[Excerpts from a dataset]
***

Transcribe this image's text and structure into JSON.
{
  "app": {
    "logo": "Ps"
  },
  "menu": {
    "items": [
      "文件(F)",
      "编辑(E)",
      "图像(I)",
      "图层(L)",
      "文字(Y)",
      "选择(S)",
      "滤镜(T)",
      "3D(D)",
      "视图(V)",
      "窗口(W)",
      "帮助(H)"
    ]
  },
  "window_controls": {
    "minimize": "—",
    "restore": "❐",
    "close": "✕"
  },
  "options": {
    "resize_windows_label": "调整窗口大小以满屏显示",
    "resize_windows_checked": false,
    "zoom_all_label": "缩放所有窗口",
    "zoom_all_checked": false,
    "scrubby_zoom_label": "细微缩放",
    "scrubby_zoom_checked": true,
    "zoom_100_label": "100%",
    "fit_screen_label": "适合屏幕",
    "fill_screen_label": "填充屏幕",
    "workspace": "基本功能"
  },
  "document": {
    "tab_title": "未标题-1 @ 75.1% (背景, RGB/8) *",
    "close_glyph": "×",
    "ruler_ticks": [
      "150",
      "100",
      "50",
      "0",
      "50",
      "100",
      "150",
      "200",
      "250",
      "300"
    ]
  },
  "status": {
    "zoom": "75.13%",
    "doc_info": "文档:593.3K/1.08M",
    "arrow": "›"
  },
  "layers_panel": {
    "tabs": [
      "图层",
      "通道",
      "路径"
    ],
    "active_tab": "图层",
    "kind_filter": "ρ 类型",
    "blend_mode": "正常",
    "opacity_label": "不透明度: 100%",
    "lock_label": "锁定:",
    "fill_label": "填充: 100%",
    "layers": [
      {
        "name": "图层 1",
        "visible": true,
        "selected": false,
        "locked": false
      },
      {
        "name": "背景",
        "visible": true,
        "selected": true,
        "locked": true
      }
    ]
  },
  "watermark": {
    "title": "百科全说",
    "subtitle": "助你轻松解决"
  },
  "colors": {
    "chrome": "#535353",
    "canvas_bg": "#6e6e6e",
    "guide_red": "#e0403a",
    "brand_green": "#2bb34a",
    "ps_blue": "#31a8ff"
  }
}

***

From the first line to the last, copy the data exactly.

● **TASK SOLUTION**:
Transcribe this image's text and structure into JSON.
{
  "app": {
    "logo": "Ps"
  },
  "menu": {
    "items": [
      "文件(F)",
      "编辑(E)",
      "图像(I)",
      "图层(L)",
      "文字(Y)",
      "选择(S)",
      "滤镜(T)",
      "3D(D)",
      "视图(V)",
      "窗口(W)",
      "帮助(H)"
    ]
  },
  "window_controls": {
    "minimize": "—",
    "restore": "❐",
    "close": "✕"
  },
  "options": {
    "resize_windows_label": "调整窗口大小以满屏显示",
    "resize_windows_checked": false,
    "zoom_all_label": "缩放所有窗口",
    "zoom_all_checked": false,
    "scrubby_zoom_label": "细微缩放",
    "scrubby_zoom_checked": true,
    "zoom_100_label": "100%",
    "fit_screen_label": "适合屏幕",
    "fill_screen_label": "填充屏幕",
    "workspace": "基本功能"
  },
  "document": {
    "tab_title": "未标题-1 @ 75.1% (背景, RGB/8) *",
    "close_glyph": "×",
    "ruler_ticks": [
      "150",
      "100",
      "50",
      "0",
      "50",
      "100",
      "150",
      "200",
      "250",
      "300"
    ]
  },
  "status": {
    "zoom": "75.13%",
    "doc_info": "文档:593.3K/1.08M",
    "arrow": "›"
  },
  "layers_panel": {
    "tabs": [
      "图层",
      "通道",
      "路径"
    ],
    "active_tab": "图层",
    "kind_filter": "ρ 类型",
    "blend_mode": "正常",
    "opacity_label": "不透明度: 100%",
    "lock_label": "锁定:",
    "fill_label": "填充: 100%",
    "layers": [
      {
        "name": "图层 1",
        "visible": true,
        "selected": false,
        "locked": false
      },
      {
        "name": "背景",
        "visible": true,
        "selected": true,
        "locked": true
      }
    ]
  },
  "watermark": {
    "title": "百科全说",
    "subtitle": "助你轻松解决"
  },
  "colors": {
    "chrome": "#535353",
    "canvas_bg": "#6e6e6e",
    "guide_red": "#e0403a",
    "brand_green": "#2bb34a",
    "ps_blue": "#31a8ff"
  }
}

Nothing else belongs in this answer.